Automakers and fans of alternative fuel vehicles have been waiting for years for consumers to start rolling off dealer lots driving green cars. It is slowly starting to happen, with the number of vehicles that don't run exclusively on standard gasoline nearly doubling from 534,000 on US roads in 2003 to almost 940,000 in 2010, according to US Energy Information Administration. The numbers have only risen since then, and are expected to increase in the coming years – Pike Research is forecasting sales of hybrid and electric vehicles to nearly triple by 2017 when federal mandates for higher fuel economy vehicles take hold.
While wealthy consumers have been hanging out at Tesla Motors showrooms to consider buying the expensive Model S, some fleet managers are becoming more interested in buying alternative power vehicles as well. The environmental benefits are there, but the economic figures makes sense, too.
"The main reason we made the decision to transfer to an alternative-fuel fleet is to keep our carbon footprint as low as possible, but it's definitely helping the bottom line," Kelso Ingraham, operations and logistics manager at snack-food maker SunRidge Farms, told Terra. The company has saved 33 percent on fuel costs thanks to its hybrid electric vehicles.
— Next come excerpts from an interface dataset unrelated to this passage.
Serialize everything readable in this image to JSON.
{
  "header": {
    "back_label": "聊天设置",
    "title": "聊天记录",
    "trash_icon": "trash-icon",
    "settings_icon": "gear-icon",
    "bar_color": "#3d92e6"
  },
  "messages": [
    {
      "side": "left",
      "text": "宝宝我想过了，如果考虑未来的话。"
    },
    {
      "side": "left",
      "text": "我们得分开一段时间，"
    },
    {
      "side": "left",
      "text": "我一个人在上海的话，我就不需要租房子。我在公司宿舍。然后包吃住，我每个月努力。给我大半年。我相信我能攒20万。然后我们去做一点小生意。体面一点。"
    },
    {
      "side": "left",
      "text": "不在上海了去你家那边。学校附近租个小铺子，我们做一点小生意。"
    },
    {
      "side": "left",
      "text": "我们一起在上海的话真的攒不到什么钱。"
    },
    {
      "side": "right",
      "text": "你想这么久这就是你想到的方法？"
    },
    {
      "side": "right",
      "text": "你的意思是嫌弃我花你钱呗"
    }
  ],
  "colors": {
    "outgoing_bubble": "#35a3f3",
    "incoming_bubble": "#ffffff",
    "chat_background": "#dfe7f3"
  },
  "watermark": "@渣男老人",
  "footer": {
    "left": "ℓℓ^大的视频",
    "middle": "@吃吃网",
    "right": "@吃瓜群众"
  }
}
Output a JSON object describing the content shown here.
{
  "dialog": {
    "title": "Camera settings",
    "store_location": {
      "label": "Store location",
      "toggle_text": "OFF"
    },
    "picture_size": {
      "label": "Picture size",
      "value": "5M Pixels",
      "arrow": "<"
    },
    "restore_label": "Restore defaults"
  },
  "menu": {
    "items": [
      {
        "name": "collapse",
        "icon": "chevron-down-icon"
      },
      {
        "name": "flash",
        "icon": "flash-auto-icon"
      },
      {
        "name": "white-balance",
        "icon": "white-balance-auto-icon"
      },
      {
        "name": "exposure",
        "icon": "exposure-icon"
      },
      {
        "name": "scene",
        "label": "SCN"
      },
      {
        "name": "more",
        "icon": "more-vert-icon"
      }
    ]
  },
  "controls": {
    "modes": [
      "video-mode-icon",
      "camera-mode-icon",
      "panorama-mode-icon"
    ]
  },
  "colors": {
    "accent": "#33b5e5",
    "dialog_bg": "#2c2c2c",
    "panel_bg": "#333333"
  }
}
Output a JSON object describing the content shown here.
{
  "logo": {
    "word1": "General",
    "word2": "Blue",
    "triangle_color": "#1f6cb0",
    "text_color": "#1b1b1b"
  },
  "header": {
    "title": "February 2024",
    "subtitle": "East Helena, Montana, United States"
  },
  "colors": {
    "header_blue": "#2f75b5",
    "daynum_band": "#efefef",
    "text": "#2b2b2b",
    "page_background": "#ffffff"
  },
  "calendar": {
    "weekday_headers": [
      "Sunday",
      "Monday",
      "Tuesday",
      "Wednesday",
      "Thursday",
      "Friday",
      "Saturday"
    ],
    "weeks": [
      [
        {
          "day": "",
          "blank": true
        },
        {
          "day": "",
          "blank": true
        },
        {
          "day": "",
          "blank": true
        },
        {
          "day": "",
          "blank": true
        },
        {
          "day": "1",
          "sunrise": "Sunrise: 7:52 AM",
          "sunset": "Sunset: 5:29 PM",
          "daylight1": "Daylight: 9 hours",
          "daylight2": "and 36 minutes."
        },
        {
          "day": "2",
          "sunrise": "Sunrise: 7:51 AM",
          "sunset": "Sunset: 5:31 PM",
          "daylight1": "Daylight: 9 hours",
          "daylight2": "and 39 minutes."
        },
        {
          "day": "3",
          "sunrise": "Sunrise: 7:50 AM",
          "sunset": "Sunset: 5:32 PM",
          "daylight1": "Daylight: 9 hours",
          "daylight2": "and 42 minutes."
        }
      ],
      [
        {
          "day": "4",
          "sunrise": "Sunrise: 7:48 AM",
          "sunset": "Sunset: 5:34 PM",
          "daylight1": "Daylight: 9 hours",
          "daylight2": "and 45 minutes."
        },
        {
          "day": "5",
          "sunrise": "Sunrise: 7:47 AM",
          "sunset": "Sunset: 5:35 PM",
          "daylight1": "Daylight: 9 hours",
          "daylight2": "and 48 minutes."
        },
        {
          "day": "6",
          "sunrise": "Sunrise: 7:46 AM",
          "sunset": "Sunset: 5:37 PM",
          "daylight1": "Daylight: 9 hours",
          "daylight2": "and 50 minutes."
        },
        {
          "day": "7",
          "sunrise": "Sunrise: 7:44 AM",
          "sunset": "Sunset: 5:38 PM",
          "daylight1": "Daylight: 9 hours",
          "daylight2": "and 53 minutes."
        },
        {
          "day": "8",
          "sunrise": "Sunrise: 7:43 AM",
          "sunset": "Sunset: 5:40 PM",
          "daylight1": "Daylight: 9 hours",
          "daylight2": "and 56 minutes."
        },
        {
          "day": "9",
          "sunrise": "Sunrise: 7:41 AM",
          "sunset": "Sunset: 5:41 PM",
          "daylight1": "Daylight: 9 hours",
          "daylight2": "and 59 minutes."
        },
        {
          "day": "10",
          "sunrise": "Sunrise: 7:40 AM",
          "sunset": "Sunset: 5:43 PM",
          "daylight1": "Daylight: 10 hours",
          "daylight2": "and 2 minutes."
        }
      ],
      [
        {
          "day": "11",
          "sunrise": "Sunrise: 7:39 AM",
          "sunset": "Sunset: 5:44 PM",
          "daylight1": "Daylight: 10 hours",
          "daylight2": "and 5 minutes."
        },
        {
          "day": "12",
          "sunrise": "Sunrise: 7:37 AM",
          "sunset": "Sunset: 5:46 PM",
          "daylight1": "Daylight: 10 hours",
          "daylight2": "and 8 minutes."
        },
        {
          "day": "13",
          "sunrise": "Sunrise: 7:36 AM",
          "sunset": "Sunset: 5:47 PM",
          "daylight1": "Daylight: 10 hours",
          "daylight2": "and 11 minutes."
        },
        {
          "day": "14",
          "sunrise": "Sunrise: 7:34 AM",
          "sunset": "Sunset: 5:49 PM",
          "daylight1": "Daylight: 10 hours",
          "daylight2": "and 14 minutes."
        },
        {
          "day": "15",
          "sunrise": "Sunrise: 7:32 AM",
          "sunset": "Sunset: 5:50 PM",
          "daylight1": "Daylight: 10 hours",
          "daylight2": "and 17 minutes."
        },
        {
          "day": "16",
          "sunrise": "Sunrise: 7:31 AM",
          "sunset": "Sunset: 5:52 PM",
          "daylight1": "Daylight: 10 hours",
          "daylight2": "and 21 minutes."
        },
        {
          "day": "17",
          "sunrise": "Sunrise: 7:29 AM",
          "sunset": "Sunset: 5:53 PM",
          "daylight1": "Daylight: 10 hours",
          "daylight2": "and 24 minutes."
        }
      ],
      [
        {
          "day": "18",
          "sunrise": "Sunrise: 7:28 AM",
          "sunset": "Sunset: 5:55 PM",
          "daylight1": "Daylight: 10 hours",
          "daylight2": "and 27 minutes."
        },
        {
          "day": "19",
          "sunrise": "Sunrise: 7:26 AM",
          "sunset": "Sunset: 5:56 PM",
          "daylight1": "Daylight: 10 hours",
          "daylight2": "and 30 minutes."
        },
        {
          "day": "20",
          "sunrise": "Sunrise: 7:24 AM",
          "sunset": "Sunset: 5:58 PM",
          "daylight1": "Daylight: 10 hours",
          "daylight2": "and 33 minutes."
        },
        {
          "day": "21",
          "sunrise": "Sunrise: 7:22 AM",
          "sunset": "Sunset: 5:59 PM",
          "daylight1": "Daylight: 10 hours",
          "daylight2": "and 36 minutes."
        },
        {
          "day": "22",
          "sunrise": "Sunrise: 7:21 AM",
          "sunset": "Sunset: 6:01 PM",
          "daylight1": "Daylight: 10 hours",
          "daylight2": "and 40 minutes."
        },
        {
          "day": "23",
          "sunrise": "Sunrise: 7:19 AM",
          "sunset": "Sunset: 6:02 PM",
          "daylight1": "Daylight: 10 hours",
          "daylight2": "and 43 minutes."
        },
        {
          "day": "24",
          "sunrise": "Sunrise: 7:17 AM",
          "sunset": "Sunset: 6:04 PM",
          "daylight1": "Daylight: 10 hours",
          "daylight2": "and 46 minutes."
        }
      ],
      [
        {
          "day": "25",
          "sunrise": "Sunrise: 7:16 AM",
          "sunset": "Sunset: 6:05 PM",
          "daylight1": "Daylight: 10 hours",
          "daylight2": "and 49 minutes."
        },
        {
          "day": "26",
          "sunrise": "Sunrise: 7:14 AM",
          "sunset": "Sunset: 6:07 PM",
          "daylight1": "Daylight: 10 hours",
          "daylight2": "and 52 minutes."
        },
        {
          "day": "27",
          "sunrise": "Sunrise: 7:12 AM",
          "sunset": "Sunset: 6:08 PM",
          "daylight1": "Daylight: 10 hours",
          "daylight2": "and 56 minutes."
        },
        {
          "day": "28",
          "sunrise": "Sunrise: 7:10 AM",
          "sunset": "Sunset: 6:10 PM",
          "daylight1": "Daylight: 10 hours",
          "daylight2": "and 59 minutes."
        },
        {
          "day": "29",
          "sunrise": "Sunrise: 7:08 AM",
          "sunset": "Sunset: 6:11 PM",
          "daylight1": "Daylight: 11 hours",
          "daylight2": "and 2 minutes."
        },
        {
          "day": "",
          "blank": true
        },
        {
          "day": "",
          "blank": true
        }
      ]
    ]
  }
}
Benefits making alternative fuel vehicles more attractive to fleets and consumers are federal tax incentives up to $7,500 per vehicle, decreasing sticker prices, record breaking gasoline prices, high mileage vehicles, access to carpool lanes and a growing fueling infrastructure. The number of vehicles is getting more diverse and numerous, too. This selection includes all-electric and plug-in hybrid electric vehicles, hybrids, and natural gas, propane, clean diesel, hydrogen, ethanol, and biodiesel powered vehicles. If you're getting ready to do homework on lifecycle costs for alternative fuel vehicles, here's an "Alt-Buyers Guide":
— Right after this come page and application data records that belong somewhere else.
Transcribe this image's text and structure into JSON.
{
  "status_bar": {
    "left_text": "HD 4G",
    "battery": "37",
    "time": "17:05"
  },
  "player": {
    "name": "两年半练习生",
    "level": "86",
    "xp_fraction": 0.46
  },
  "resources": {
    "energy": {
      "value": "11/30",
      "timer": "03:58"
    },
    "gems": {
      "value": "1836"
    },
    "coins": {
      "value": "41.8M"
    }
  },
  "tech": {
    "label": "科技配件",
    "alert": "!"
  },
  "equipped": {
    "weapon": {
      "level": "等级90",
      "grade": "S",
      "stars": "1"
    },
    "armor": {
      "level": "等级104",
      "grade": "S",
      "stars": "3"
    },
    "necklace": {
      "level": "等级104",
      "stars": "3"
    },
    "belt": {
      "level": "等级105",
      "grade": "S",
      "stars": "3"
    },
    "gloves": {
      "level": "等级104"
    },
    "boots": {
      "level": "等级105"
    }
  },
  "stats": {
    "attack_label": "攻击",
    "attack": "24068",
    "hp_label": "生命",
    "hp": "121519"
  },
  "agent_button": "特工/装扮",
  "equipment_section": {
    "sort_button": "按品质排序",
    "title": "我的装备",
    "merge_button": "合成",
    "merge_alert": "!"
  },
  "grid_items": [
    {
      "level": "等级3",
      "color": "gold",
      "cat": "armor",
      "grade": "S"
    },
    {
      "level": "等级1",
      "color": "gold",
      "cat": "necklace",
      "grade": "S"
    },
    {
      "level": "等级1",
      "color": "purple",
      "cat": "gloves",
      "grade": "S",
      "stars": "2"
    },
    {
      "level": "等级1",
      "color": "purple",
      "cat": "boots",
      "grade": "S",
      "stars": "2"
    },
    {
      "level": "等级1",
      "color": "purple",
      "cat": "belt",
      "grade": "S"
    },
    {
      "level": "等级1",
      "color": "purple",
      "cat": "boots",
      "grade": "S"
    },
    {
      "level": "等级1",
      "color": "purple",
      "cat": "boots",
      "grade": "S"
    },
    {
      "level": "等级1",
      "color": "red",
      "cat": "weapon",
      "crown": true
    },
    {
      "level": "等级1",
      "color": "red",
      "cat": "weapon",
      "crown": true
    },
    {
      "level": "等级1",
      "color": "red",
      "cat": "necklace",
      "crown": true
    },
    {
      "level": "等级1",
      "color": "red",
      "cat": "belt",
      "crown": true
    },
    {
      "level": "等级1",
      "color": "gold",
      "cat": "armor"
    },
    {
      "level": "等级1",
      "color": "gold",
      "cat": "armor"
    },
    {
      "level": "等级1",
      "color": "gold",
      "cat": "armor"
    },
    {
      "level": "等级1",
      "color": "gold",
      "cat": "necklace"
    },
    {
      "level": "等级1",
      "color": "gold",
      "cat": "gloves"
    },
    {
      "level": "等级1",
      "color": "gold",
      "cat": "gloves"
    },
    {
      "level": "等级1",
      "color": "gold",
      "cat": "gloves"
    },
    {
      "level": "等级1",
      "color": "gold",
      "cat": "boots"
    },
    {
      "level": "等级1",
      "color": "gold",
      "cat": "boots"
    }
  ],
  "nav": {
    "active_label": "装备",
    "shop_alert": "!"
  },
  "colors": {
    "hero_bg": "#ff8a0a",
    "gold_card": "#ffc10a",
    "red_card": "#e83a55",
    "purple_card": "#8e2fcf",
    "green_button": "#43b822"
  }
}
- US Department of Energy website offers a comprehensive overview of alternative fuels and vehicle options, case studies, reports, links to interactive maps and other resources.
- FuelEconomy.gov offers mileage and cruising range information on most AFVs, including a simple cost calculator.
- Consumer Energy Center and the Department of Energy site's laws and incentives section are good for researching tax credits, rebates and grants from federal and state agencies.
- Check out AltFuelPrices for a map with AFV refueling and recharging stations that includes CNG, biodiesel, hydrogen and ethanol.